Mice, termites, ants, bats – you’ll find plenty of animals who can’t wait to turn your house into their home, too. Opt for routine maintenance to keep your home pest free, or you could find yourself paying more if you end up with a larger problem, such as an infestation. Many companies offer affordable annual contracts and will work with you to develop a treatment plan for your home to protect against the pests most likely to impact it.
Your HVAC system is one of the most intricate and essential features of your home. Once you buy your own home, you’ll be responsible for keeping the system maintained. You might need to hire a professional to make repairs or replace your units over time.
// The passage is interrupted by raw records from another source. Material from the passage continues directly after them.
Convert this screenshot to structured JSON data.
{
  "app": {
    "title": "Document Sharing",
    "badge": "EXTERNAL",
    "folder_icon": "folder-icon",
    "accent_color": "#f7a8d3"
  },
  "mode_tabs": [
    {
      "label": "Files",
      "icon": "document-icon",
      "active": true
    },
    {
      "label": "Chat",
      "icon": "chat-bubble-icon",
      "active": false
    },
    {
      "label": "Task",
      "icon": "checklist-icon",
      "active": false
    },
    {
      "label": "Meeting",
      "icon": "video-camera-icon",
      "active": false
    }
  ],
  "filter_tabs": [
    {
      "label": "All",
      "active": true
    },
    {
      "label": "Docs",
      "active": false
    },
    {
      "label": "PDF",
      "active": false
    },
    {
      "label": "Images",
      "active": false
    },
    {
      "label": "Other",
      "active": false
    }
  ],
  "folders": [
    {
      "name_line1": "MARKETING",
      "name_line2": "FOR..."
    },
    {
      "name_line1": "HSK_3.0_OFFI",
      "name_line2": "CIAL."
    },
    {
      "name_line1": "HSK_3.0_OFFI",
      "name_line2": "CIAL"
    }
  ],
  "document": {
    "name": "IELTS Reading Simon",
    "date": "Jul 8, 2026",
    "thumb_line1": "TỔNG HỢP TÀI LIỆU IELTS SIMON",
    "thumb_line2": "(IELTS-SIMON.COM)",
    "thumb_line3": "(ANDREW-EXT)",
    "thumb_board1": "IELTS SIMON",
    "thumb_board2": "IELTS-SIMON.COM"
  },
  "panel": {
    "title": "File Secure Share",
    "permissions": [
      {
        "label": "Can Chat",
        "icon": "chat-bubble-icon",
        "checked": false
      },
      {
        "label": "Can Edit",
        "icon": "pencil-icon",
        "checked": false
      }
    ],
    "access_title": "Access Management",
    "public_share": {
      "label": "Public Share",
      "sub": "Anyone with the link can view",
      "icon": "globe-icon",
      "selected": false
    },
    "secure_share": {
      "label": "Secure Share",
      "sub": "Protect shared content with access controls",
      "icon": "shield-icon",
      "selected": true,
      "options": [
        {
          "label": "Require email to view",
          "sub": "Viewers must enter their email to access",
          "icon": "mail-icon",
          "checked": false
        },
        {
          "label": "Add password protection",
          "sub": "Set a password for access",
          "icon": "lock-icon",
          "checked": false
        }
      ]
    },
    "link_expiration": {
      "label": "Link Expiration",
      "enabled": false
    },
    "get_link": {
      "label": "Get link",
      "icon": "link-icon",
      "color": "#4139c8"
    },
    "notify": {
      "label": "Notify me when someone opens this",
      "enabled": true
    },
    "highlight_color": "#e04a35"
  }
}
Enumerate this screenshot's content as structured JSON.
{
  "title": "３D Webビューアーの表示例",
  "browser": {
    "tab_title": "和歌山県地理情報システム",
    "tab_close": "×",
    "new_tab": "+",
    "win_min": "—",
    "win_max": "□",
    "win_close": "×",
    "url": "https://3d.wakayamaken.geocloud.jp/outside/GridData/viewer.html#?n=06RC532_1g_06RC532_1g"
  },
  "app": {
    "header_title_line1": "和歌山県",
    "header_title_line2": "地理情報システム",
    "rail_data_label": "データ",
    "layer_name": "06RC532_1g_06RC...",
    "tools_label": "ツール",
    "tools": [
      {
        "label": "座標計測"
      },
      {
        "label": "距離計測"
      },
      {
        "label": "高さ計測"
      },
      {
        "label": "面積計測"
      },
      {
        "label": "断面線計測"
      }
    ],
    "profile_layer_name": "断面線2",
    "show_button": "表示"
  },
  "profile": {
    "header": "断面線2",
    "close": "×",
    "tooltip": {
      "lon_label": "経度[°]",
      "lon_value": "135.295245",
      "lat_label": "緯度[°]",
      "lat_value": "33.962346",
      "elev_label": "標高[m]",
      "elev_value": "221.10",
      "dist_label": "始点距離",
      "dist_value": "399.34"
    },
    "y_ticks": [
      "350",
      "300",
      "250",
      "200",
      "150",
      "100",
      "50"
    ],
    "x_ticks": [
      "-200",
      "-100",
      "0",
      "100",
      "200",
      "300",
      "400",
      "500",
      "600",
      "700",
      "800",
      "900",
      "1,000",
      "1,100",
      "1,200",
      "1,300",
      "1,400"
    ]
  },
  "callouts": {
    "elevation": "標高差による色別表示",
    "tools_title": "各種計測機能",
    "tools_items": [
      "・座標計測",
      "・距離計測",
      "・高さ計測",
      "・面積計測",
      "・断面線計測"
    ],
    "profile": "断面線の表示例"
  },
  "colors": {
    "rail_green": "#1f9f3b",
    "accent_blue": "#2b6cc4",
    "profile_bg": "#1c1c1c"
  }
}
In an apartment, your landlord was always there to take care of any dripping faucets, leaky roofs, or broken siding. Now, those responsibilities fall on your shoulders. You’ll need to take care of plumbing, electrical, roofing, and siding issues on your own or pay a professional to take care of them for you.
To manage the cost of both routine and emergency maintenance, plan to set aside money each month to create a home maintenance fund that can be used when needs arise.
Home Improvement & Furnishings
Unless you build a custom home, it’s likely there are things you’ll want to change or update once you move in. Perhaps it needs a fresh coat of paint or a bathroom remodel. Keep in mind the cost of labor, products, and any required permits to make changes to your home.
If you’re moving from a one-bedroom apartment to a three-bedroom home, you’ll most likely want to purchase more furniture and décor, as well.
The good news is that none of these costs have to be upfront. You can build up savings over time for larger remodeling projects and additional home furnishings. It can be a good idea to move into a home as-is before buying furniture or making remodeling decisions so you can get acclimated to the home and determine what might best meet your needs once you’re more familiar with your new space.
Apply for Your Mortgage
As long as you prepare in advance, owning your own home is entirely feasible — homeowners made up around 63.8% of all occupied houses in Pennsylvania from 2013 to 2017.
Now that you have a better understanding of the costs of home ownership, are you ready to start your journey toward owning your dream home? If so, we’re here to help.
We offer an array of mortgage products to meet your needs, as well as support to answer any questions you might have about your mortgage options. Apply for your mortgage today, or contact us for more information.